As I always mention in my presentations and articles (such as this one), I’m not too crazy about deploying everything to Bin folder (OverCASing). I believe There is a place for everything! Honestly , many stuff in SharePoint don’t work when executed from bin folder and more importantly, there are customers out there that don’t care (read it , they don’t want to pay for it !). I am not going to walk you through this discussion at all.
On the other hand, I know that there are many resources out there that talk about pros and cons of utilizing code access security in your solution packages and run your Web part assemblies (or your code in general) in a super sandbox mode, a.k.a Partially trusted environment. What I haven’t seen though is a complete explanation of what happens behind the scenes when you include code access security in your solution manifest file and what gets changes , where and when, a solution containing CAS settings gets deployed or retracted. I was mostly interested to see what happens when the solution package gets retracted.
Any Code that runs from the bin directory of an IIS Web application (SharePoint Web application is an IIS Web site all together) runs in a secure mode; therefore you have to explicitly give it the permissions it requires to function.
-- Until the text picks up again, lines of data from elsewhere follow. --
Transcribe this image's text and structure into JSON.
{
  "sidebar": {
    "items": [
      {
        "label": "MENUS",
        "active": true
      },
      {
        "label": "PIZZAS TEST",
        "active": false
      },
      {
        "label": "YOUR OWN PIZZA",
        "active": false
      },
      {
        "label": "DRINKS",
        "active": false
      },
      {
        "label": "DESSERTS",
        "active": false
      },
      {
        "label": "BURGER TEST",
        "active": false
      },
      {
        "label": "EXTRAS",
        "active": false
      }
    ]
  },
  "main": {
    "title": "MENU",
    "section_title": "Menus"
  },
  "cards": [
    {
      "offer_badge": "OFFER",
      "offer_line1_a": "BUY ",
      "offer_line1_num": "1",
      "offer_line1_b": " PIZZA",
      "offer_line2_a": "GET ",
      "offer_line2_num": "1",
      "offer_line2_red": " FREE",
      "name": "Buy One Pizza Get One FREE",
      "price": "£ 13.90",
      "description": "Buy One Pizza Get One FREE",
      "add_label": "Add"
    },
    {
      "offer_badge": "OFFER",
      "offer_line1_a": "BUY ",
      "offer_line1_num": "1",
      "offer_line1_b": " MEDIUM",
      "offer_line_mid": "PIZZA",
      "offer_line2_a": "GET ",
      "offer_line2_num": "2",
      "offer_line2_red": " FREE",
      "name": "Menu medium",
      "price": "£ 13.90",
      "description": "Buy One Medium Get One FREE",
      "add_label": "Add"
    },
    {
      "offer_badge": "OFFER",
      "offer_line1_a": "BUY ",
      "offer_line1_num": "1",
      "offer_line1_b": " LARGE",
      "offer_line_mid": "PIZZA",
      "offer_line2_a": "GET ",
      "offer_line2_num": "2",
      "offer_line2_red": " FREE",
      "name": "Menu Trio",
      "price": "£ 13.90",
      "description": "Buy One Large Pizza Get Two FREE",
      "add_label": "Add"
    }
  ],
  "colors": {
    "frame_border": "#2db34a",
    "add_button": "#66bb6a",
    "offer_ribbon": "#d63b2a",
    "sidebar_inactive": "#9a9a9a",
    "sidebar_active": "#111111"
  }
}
Easiest solution (FWIW, the most stupid one ) is to raise the trust level of your Web application to full (in the Web.config file).The recommended approach is to elevate the permissions of the assembly by creating a new security policy file and point your web.config file to it. Thankfully, by using solution package concept, SharePoint provide a way for automating this process for ya.After you create a SharePoint Web application its Web.config looks like this:
Note: Only the sections of the web.config file that are related to this topic were included below.